Available data Start Marker
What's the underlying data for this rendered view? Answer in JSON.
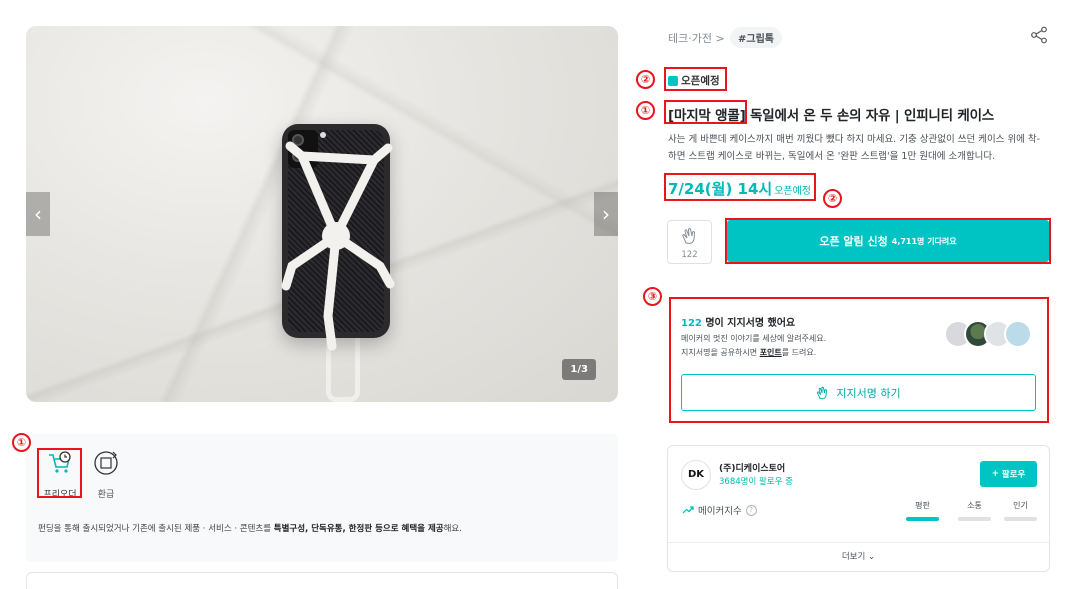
{
  "gallery": {
    "counter": "1/3",
    "prev_icon": "chevron-left-icon",
    "next_icon": "chevron-right-icon"
  },
  "benefits": {
    "items": [
      {
        "label": "프리오더",
        "icon": "cart-clock-icon"
      },
      {
        "label": "환급",
        "icon": "refund-icon"
      }
    ],
    "desc_prefix": "펀딩을 통해 출시되었거나 기존에 출시된 제품 · 서비스 · 콘텐츠를 ",
    "desc_bold1": "특별구성, 단독유통, 한정판 등으로 혜택을 제공",
    "desc_suffix": "해요."
  },
  "header": {
    "breadcrumb": "테크·가전",
    "breadcrumb_sep": ">",
    "tag": "#그립톡"
  },
  "product": {
    "status": "오픈예정",
    "title_bracket": "[마지막 앵콜]",
    "title_rest": " 독일에서 온 두 손의 자유 | 인피니티 케이스",
    "desc": "사는 게 바쁜데 케이스까지 매번 끼웠다 뺐다 하지 마세요. 기충 상관없이 쓰던 케이스 위에 착-하면 스트랩 케이스로 바뀌는, 독일에서 온 '완판 스트랩'을 1만 원대에 소개합니다.",
    "open_date": "7/24(월) 14시",
    "open_label": "오픈예정"
  },
  "actions": {
    "like_count": "122",
    "notify_label": "오픈 알림 신청",
    "notify_sub": "4,711명 기다려요"
  },
  "support": {
    "count": "122",
    "title_suffix": " 명이 지지서명 했어요",
    "line1": "메이커의 멋진 이야기를 세상에 알려주세요.",
    "line2_prefix": "지지서명을 공유하시면 ",
    "line2_link": "포인트",
    "line2_suffix": "를 드려요.",
    "button_label": "지지서명 하기"
  },
  "maker": {
    "logo_text": "DK",
    "name": "(주)디케이스토어",
    "followers": "3684명이 팔로우 중",
    "follow_label": "팔로우",
    "index_label": "메이커지수",
    "metrics": [
      {
        "label": "평판",
        "active": true
      },
      {
        "label": "소통",
        "active": false
      },
      {
        "label": "인기",
        "active": false
      }
    ],
    "more_label": "더보기"
  },
  "annotations": [
    "①",
    "②",
    "②",
    "①",
    "③"
  ],
  "colors": {
    "accent": "#00c4c4",
    "annotation": "#e8151c"
  }
}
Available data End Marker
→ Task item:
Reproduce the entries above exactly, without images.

→ Finished exercise:
What's the underlying data for this rendered view? Answer in JSON.
{
  "gallery": {
    "counter": "1/3",
    "prev_icon": "chevron-left-icon",
    "next_icon": "chevron-right-icon"
  },
  "benefits": {
    "items": [
      {
        "label": "프리오더",
        "icon": "cart-clock-icon"
      },
      {
        "label": "환급",
        "icon": "refund-icon"
      }
    ],
    "desc_prefix": "펀딩을 통해 출시되었거나 기존에 출시된 제품 · 서비스 · 콘텐츠를 ",
    "desc_bold1": "특별구성, 단독유통, 한정판 등으로 혜택을 제공",
    "desc_suffix": "해요."
  },
  "header": {
    "breadcrumb": "테크·가전",
    "breadcrumb_sep": ">",
    "tag": "#그립톡"
  },
  "product": {
    "status": "오픈예정",
    "title_bracket": "[마지막 앵콜]",
    "title_rest": " 독일에서 온 두 손의 자유 | 인피니티 케이스",
    "desc": "사는 게 바쁜데 케이스까지 매번 끼웠다 뺐다 하지 마세요. 기충 상관없이 쓰던 케이스 위에 착-하면 스트랩 케이스로 바뀌는, 독일에서 온 '완판 스트랩'을 1만 원대에 소개합니다.",
    "open_date": "7/24(월) 14시",
    "open_label": "오픈예정"
  },
  "actions": {
    "like_count": "122",
    "notify_label": "오픈 알림 신청",
    "notify_sub": "4,711명 기다려요"
  },
  "support": {
    "count": "122",
    "title_suffix": " 명이 지지서명 했어요",
    "line1": "메이커의 멋진 이야기를 세상에 알려주세요.",
    "line2_prefix": "지지서명을 공유하시면 ",
    "line2_link": "포인트",
    "line2_suffix": "를 드려요.",
    "button_label": "지지서명 하기"
  },
  "maker": {
    "logo_text": "DK",
    "name": "(주)디케이스토어",
    "followers": "3684명이 팔로우 중",
    "follow_label": "팔로우",
    "index_label": "메이커지수",
    "metrics": [
      {
        "label": "평판",
        "active": true
      },
      {
        "label": "소통",
        "active": false
      },
      {
        "label": "인기",
        "active": false
      }
    ],
    "more_label": "더보기"
  },
  "annotations": [
    "①",
    "②",
    "②",
    "①",
    "③"
  ],
  "colors": {
    "accent": "#00c4c4",
    "annotation": "#e8151c"
  }
}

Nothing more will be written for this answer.